Crickets at Lucky Dragon Auction
The hapless Lucky Dragon Las Vegas failed to attract a buyer at auction last week, leaving the shuttered off-Strip hotel casino in the hands of its principal creditor.
San Francisco developer Enrique Landa’s Snow Covered Capital took ownership of the 203-room, 2.5-acre property on West Sahara Avenue after no takers were found at an opening price of $35 million.
Following the October 30 auction, which was held in Las Vegas, Landa described the Lucky Dragon to the Las Vegas Review-Journal as “a very well-built property” that “did not have the right business plan.”

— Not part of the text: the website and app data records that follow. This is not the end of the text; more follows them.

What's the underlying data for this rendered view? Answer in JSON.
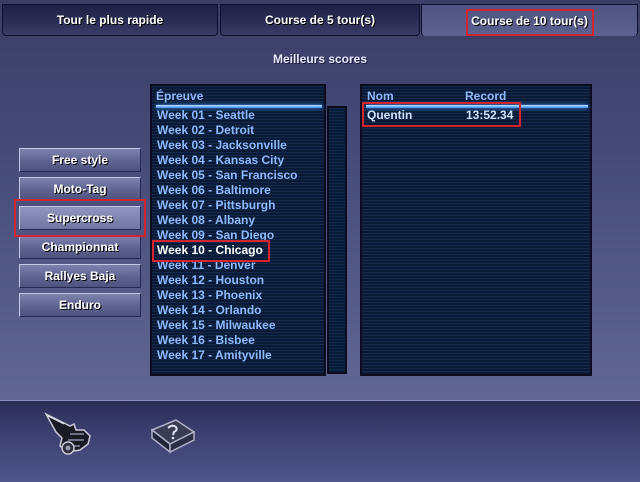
{
  "tabs": [
    {
      "label": "Tour le plus rapide",
      "active": false
    },
    {
      "label": "Course de 5 tour(s)",
      "active": false
    },
    {
      "label": "Course de 10 tour(s)",
      "active": true
    }
  ],
  "section_title": "Meilleurs scores",
  "modes": [
    {
      "label": "Free style",
      "selected": false
    },
    {
      "label": "Moto-Tag",
      "selected": false
    },
    {
      "label": "Supercross",
      "selected": true
    },
    {
      "label": "Championnat",
      "selected": false
    },
    {
      "label": "Rallyes Baja",
      "selected": false
    },
    {
      "label": "Enduro",
      "selected": false
    }
  ],
  "events_panel": {
    "header": "Épreuve",
    "items": [
      "Week 01 - Seattle",
      "Week 02 - Detroit",
      "Week 03 - Jacksonville",
      "Week 04 - Kansas City",
      "Week 05 - San Francisco",
      "Week 06 - Baltimore",
      "Week 07 - Pittsburgh",
      "Week 08 - Albany",
      "Week 09 - San Diego",
      "Week 10 - Chicago",
      "Week 11 - Denver",
      "Week 12 - Houston",
      "Week 13 - Phoenix",
      "Week 14 - Orlando",
      "Week 15 - Milwaukee",
      "Week 16 - Bisbee",
      "Week 17 - Amityville"
    ],
    "selected": "Week 10 - Chicago"
  },
  "scores_panel": {
    "col_name": "Nom",
    "col_record": "Record",
    "rows": [
      {
        "name": "Quentin",
        "record": "13:52.34"
      }
    ]
  },
  "bottom": {
    "back_icon": "pointing-hand-icon",
    "help_icon": "help-book-icon"
  },
  "colors": {
    "highlight": "#d3252f",
    "list_text": "#8db9ff",
    "header_text": "#8fb8ff",
    "panel_bg": "#0a1a34"
  }
}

“We think it has a bright future, and in the hands of the right operator, I think this will be very successful,” he said.
Asked when it could reopen, he said, “I don’t know.”
Michael Brunet, a consultant for Snow Covered Capital, said the repossession was “not an unexpected outcome.”
“We’re going to find a new owner for it. It’s going to reopen someday, and it’s going to be a very successful property.”
John Knott, who heads CBRE’s global gaming group and is working with SCC to sell the resort, was similarly optimistic, saying prospective buyers now have more time to study the property, arrange financing and come up with a business plan.
As the first ground-up casino built in Las Vegas since the recession, the Asian-themed Lucky Dragon opened to acclaim in November 2016 but quickly ran into trouble after failing to lure its target market of Chinese players in sufficient numbers.
Observers now say the focus was too limited. Lucky Dragon lacked the financial resources to compete with the big Strip casinos on comps and credit, and its remote location, far from the main Strip action, also proved a hindrance, particularly when it came to drawing a Las Vegas locals crowd, which found little to like in its exclusive mix of Chinese games.
Facing dwindling crowds and heavily in debt to SCC for loans to get the property open, developer Andrew Fonfa, founder of Las Vegas ASF Realty & Investments, closed the gaming floor and restaurants in January and filed for Chapter 11 bankruptcy protection in February to forestall foreclosure.
But when no buyers were found Lucky Dragon’s fate was sealed, and the hotel, which had remained open, was shut down last month.